An Eye For Detail: Director Featurette: (6 min.) This one is all about Fuqua, it’s okay for a puff piece.
From The MTA to the WGA: Writer Featurette: (5 min.) Probably the best extra on the disc. This talks about writer Michael C. Martin and the story of how he got is first script made into a film.
Three Cops and A Dealer: Character Profiles: (8 min.) Interviews with the actors about their roles. Kind of interesting.
The Blu-ray Disc release also includes a Digital Copy of the film.
I am not a fan of Richard Gere in the slightest. That said, probably the biggest compliment I can pay this film is that it didn’t bother me to see Gere on screen. He’s actually good in this and the rest of the cast is even better. This is also a fantastic script from first timer Michael C. Martin; I can’t wait to see what he does next. If you like a good cop drama, you’re sure to love Brooklyn’s Finest.
Anchor Bay presents Brooklyn’s Finest. Written by Michael C. Martin. Directed by Antione Fuqua. Starring: Don Cheadle, Ethan Hawke, Richard Gere and Wesley Snipes. Running time: 132 minutes. Rated R for Bloody violence throughout, strong sexuality, nudity, drug content and pervasive langauge. Released on Blu-ray: June 6, 2010.
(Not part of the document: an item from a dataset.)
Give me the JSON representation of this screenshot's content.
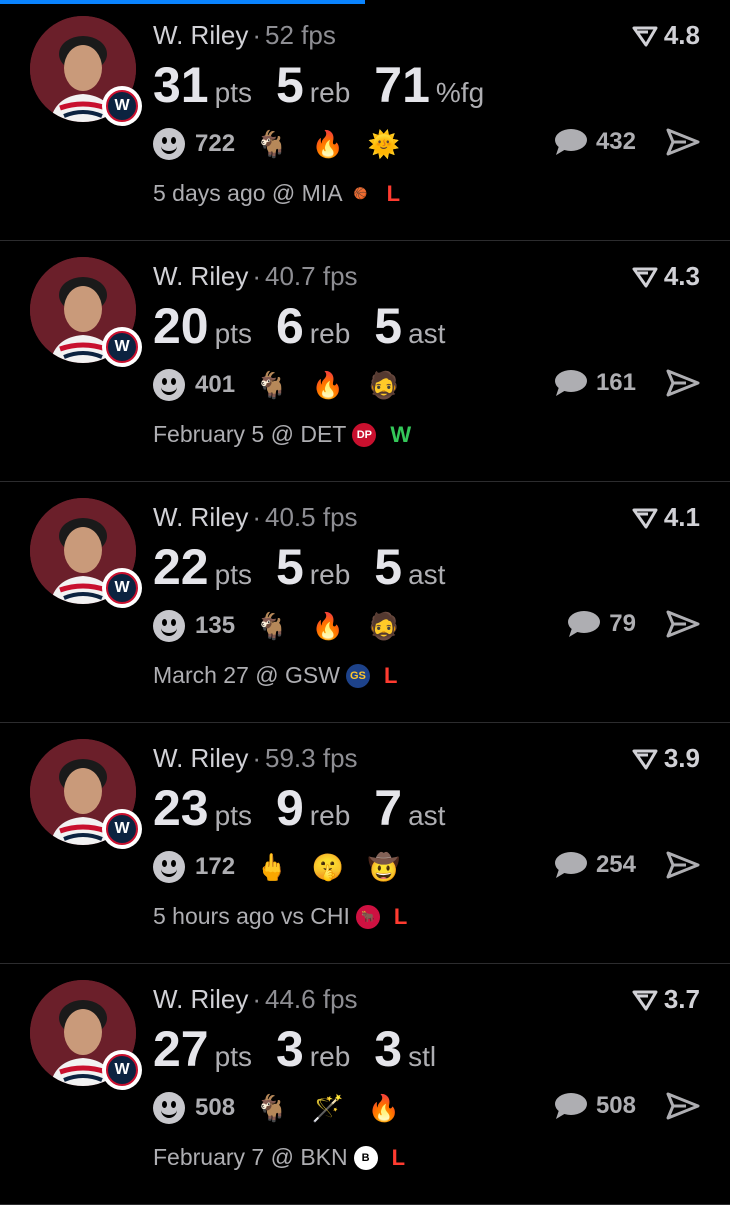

Mike Noyes received his Masters Degree in Film from the Academy of Art University, San Francisco. A few of his short films can be viewed here: http://www.youtube.com/user/mikebnoyes. He recently published his first novel which you can buy here: https://www.amazon.com/Seven-Days-Years-Mike-Noyes-ebook/dp/B07D48NT6B/ref=sr_1_1?ie=UTF8&qid=1528774538&sr=8-1&keywords=seven+days+seven+years